China cosmetics advertising: Shanghai association sets new standards that align with CSAR regulations
China’s Cosmetics Supervision and Administration Regulation (CSAR) came into force on January 1, 2021, to replace the outdated Cosmetics Hygiene Supervision Regulations (CHSR), which was implemented in 1990.
The aim of CSAR is to ensure the quality and safety of cosmetics through strengthening the supervision and management of cosmetics and controlling the production and operations to protect consumer health.
In accordance with this, the Shanghai Advertising Association stated that the content of cosmetics advertisements “must be true, healthy, scientific and accurate, and must not deceive or mislead consumers in any form”, according to Article 43 of CSAR.
This means cosmetics advertisements “must not express or imply that the products have medical effects, must not contain false or misleading content, and must not deceive or mislead consumers”
Among the key changes, cosmetic products were defined in two categories, general cosmetics and special cosmetics.
SUC are defined as cosmetics with special purpose or function and includes products such as sun protection, whitening, hair growth and hair dyeing products.
When advertising special cosmetics and their claims, companies must produce a special cosmetics registration certificate issued by the National Medical Products Administration (NMPA).
Otherwise, in accordance with Article 34 of the Advertising Law, the advertisements cannot be published.
Advertisements for hair growth, hair removal, breast shaping, bodybuilding and deodorisation products, which have been allowed to be produced, imported and sold for five years until January 2025, will be permitted until the end of the five-year transition period.
During the transition period, companies are permitted to use the original special-purpose cosmetics approval documents to publish advertisements.
The association also emphasised that advertisements for cosmetics must not promote medical effects.

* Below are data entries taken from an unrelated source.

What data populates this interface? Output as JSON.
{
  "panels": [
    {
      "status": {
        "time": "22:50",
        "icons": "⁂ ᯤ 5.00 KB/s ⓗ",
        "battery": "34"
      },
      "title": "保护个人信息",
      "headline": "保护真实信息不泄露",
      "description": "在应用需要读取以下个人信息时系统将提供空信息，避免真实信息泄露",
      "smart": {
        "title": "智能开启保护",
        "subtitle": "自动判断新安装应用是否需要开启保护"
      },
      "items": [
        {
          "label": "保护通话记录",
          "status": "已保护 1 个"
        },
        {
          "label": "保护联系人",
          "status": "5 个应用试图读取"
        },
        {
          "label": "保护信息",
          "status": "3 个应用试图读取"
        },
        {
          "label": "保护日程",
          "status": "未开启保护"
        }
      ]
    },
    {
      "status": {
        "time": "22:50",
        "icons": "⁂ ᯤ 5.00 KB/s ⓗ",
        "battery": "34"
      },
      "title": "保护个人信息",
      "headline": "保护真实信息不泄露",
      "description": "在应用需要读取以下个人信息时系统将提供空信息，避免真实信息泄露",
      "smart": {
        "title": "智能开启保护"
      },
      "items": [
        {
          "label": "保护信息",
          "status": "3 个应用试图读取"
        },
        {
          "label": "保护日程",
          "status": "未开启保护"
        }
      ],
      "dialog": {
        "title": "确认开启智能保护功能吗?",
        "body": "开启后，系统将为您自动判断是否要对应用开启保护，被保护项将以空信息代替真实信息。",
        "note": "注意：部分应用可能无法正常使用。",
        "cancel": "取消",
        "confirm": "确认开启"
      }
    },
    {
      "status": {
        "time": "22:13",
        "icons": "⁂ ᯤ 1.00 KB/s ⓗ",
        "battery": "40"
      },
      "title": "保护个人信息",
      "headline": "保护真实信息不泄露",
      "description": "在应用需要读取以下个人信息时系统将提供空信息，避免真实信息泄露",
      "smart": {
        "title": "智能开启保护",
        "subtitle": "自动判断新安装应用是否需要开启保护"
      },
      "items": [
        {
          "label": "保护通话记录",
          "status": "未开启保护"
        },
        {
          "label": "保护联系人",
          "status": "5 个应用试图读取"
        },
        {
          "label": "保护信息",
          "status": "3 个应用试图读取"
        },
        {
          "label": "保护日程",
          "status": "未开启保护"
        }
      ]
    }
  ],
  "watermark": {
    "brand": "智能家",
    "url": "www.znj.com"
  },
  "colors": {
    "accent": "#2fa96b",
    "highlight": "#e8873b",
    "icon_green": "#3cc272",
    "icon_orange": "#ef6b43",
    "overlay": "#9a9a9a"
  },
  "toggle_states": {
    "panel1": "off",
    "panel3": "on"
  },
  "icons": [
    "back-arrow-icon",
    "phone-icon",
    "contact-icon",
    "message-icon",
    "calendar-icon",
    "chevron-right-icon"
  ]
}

In particular, it highlighted that cosmetic products and advertisements cannot contain terms eluding to traditional Chinese medicine (TCM), such as ‘Chinese medicine’ or ‘Chinese herbal medicine’.
It highlighted that phrases such as ‘Chinese medicine for anti-dandruff shampoo’, for instance, must not be used in combination with the effects of cosmetics as it may cause consumers to misunderstand the mechanism and scope of use of cosmetics.
However, it clarified that companies could promote the use of traditional Chinese medicinal materials such as ginseng or reishi mushroom.
Cosmetic advertisements that intend to use information relating to performance, function or sales data will need to comply with Article 8 and Article 11 of the Advertising Law.
They state that sources must be indicated when quoting third-party survey and statistical data. If there is an application scope or validity period for the relevant data, corresponding information shall also be indicated.
When using data derived from the results of experiments or surveys, methods and scope of the experiments or surveys must be marked on advertisements clearly, as they may have a significant impact on consumers' correct understanding of the relevant advertising data, said the association.